The trip down Intro was fun, since the initial snow’s hefty density meant great coverage even in spots that might typically get scoured a bit by the wind. Below the Timberline Mid Station, I opted for Twice as Nice, because the only skier traffic I could see there was the vestiges of one old track. Boy did the mountain get a resurfacing though – you had to really try hard to find the old subsurface, and for the most part, it’s now just a distant memory. Winter Storm Maya has definitely been a shot in the arm for the snow conditions so far though, and there’s plenty of snow still to come. The 3 to 4 inches of fluff on top of the denser snow definitely set the skiing right-side-up this morning, so turns are looking really nice for the foreseeable future.
Today the family headed to Brandon Gap for some backcountry skiing. Dylan’s friend Ivan is visiting, and he joined us as well for his very first backcountry skiing experience. He doesn’t actually have any backcountry ski gear, but we were able to set him up with some Alpine Trekkers and a pair of Erica’s older skins that fit his skis almost perfectly. We also had the advantage of nicely warning temperatures today, so we waited until the afternoon, and arrived at the Bear Brook Bowl Access and Trailhead on Vermont Route 73 to cloudy skies and temperatures around 20 F.
There are multiple trail pods at Brandon Gap, but for this tour I chose to stick with the same No Name Backcountry Area that I’d visited last March. It’s an efficient touring area that heads right up from the parking lot with almost zero approach, and I didn’t expect we’d have too many curves thrown at us since I had a good idea of the lay of the land.
“The powder we found was beautifully light and dry, and generally 12 to 24 inches in depth, with the highest reading I obtained at 26 inches.”
The skin track was well established as usual, and in this case it was almost a bit too well packed because there was some occasional slipping on the steeper pitches. We quickly found that all you had to do was slide a bit to the left or right into the untracked snow and you’d find sufficient purchase. Ivan had to get used to using the Alpine Trekkers, but by the end of the ascent he was really getting it down. There had been about a dozen other vehicles in the parking area, but we only saw one other group out in the No Name pod.
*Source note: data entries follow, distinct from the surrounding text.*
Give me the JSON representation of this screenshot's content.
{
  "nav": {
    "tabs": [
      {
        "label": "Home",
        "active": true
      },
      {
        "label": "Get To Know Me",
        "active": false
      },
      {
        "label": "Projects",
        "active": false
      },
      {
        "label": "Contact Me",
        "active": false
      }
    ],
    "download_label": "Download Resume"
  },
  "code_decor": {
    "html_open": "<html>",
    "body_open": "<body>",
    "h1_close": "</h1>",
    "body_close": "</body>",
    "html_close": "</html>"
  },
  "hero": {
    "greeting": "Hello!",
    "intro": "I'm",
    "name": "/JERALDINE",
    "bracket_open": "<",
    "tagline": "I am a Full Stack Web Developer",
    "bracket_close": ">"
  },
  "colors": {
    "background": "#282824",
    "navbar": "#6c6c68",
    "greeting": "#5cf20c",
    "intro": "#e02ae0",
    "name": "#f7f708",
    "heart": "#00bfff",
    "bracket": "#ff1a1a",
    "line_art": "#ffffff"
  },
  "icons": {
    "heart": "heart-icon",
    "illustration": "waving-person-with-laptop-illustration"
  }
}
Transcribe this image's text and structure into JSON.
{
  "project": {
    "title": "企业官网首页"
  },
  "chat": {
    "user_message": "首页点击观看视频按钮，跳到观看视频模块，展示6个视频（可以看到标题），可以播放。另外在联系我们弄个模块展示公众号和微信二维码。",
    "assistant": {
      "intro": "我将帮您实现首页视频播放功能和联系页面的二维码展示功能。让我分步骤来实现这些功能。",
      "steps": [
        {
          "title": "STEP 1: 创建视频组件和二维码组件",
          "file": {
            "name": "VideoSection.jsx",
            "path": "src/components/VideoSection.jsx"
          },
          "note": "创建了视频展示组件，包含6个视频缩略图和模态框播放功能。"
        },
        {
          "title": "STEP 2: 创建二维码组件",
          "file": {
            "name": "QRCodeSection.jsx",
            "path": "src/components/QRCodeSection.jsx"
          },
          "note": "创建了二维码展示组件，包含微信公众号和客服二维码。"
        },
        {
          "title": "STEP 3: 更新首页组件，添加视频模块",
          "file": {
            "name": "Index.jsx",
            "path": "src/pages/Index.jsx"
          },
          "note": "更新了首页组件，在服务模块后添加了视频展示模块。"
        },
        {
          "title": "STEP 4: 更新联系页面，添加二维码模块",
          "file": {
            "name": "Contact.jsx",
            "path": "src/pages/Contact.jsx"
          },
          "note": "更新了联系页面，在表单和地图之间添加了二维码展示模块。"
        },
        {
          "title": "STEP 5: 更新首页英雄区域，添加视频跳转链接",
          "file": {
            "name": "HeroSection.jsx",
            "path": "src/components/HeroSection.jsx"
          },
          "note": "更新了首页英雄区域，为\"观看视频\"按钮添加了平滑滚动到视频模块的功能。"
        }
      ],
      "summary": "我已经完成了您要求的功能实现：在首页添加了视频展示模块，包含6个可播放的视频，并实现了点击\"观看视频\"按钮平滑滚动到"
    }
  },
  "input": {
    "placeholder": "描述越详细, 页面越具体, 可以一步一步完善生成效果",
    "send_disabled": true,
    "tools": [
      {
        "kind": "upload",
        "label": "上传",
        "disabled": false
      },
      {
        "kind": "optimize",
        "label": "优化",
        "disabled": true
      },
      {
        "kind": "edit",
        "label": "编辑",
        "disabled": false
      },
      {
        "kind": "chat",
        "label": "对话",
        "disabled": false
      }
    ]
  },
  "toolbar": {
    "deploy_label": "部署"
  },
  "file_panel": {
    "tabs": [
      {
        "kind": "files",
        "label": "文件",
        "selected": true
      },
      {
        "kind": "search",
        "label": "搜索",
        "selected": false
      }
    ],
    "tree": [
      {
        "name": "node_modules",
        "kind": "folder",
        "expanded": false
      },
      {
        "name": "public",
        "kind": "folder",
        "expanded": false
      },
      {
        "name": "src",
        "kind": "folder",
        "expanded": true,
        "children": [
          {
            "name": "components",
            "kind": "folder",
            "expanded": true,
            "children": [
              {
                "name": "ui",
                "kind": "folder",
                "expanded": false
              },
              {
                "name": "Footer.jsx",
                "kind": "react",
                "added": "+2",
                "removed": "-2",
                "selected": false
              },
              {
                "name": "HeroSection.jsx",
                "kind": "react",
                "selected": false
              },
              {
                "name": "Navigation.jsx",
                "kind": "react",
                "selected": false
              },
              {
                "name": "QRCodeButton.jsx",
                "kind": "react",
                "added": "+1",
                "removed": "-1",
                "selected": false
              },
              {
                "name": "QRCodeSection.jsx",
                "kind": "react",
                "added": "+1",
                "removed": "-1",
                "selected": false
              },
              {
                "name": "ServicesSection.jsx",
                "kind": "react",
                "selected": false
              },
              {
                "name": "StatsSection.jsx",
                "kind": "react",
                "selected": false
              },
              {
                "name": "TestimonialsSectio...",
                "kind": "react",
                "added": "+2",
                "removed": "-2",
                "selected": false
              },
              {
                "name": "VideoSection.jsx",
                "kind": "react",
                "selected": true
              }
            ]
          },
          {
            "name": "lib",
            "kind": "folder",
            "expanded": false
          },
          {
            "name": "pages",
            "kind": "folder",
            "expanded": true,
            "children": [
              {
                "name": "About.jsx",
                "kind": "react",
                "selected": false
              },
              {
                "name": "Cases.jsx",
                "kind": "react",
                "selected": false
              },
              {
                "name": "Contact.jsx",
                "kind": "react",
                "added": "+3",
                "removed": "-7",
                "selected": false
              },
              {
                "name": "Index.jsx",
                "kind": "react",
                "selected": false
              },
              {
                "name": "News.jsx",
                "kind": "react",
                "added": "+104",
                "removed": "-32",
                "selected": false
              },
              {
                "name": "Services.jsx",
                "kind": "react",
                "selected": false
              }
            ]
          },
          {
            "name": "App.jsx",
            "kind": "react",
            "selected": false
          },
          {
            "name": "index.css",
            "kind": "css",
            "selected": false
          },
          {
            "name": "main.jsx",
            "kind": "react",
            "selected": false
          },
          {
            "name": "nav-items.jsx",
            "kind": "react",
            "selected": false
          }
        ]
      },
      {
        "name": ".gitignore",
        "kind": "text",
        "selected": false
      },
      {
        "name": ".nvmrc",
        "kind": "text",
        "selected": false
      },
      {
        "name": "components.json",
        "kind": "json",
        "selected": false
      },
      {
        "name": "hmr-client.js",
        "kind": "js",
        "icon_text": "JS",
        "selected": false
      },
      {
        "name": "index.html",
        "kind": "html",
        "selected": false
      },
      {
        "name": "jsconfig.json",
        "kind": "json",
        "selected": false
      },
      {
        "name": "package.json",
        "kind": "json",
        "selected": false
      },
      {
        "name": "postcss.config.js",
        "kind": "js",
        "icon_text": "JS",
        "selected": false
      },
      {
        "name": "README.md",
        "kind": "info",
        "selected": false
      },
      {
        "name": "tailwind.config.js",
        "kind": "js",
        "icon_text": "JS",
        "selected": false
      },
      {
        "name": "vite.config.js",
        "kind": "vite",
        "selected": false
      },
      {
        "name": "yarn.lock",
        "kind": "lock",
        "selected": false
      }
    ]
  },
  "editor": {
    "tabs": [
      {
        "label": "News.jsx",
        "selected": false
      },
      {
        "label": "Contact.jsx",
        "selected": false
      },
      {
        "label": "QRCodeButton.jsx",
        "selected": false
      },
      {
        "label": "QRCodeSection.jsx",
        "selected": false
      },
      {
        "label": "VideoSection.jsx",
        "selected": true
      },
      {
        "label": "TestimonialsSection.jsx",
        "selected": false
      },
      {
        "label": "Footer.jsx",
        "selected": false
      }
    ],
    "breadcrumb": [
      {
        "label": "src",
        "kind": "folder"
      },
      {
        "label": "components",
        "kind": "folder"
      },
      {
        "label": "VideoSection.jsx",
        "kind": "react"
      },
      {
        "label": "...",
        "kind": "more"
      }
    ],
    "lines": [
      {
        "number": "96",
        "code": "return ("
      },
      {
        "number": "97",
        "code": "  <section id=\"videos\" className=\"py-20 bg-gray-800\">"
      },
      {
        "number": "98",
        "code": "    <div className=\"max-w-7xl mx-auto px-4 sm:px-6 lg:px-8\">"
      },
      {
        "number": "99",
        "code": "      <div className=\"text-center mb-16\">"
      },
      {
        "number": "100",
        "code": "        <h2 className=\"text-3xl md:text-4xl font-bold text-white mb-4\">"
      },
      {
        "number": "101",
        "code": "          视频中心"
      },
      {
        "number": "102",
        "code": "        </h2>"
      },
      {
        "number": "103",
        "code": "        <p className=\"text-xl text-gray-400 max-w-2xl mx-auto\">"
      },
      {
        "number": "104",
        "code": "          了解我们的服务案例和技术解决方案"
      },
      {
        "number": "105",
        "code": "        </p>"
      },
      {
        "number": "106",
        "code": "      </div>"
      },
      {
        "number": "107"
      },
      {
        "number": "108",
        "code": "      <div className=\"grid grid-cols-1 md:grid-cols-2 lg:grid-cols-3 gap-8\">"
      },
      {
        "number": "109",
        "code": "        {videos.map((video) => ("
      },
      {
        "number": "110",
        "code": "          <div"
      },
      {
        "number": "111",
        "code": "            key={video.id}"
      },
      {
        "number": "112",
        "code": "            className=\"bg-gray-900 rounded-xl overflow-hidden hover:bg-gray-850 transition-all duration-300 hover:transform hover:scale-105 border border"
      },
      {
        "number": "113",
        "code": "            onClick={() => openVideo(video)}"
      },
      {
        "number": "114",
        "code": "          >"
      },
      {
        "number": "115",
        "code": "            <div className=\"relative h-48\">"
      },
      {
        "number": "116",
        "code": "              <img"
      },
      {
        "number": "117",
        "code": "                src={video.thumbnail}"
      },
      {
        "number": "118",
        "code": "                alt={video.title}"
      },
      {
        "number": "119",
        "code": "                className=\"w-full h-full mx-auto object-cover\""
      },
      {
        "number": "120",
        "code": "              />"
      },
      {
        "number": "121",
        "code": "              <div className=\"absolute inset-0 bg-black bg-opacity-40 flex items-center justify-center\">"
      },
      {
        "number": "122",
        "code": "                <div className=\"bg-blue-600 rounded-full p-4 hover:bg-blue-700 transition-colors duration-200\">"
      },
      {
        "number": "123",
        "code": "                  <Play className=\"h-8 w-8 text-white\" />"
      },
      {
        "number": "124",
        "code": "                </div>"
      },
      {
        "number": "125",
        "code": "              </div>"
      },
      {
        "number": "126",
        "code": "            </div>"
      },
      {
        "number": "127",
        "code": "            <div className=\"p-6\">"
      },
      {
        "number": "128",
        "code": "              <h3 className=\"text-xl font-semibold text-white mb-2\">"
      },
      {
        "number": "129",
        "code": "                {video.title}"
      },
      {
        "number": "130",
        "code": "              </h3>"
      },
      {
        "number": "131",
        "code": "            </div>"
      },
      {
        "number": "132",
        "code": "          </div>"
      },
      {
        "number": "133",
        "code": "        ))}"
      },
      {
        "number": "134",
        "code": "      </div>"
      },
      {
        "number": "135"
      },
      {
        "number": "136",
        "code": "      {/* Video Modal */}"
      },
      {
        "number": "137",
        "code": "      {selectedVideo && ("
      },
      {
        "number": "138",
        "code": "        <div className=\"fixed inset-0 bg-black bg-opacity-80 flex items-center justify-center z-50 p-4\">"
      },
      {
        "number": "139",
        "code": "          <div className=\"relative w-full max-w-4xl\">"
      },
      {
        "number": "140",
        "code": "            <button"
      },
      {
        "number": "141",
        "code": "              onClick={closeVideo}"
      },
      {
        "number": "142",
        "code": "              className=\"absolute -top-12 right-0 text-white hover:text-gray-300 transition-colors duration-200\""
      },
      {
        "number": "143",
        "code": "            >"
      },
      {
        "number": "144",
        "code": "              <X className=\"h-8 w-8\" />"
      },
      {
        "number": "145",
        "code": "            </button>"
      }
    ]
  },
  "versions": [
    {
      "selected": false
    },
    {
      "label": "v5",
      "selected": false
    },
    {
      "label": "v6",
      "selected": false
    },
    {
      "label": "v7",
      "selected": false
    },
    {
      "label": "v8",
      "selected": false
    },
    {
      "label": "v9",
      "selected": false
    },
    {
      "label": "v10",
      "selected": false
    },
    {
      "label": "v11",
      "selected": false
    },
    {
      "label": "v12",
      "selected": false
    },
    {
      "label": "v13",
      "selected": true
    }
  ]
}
For our descent we headed far to the skier’s left, father than I’d traversed on my previous visit, and we got to ski one of the leftmost glades that had perhaps three or four previous tracks. The terrain is generally in the 2,000’ to 3,000’ elevation range or so, and the snowpack is quite prodigious. It was too deep for me to easily estimate based on any pole measurements, but there really aren’t any deficiencies and everything you could possibly want to be covered certainly is. The powder we found was beautifully light and dry, and generally 12 to 24 inches in depth, with the highest reading I obtained at 26 inches. The composition of the subsurface was pretty inconsequential because you just weren’t having to get anywhere near it, but from what we could tell it didn’t seem overly crusty. Temperatures stayed very comfortable, and the skies were just cloudy until about midafternoon when it started to snow in association the new small system that’s coming into the area.
We stopped off in the Mad River Valley for some Mad Taco on the way home, and business appeared to be booming based on how packed it was. I’m sure resorts throughout the state were loaded with visitors today thanks to the great conditions and moderate temperatures.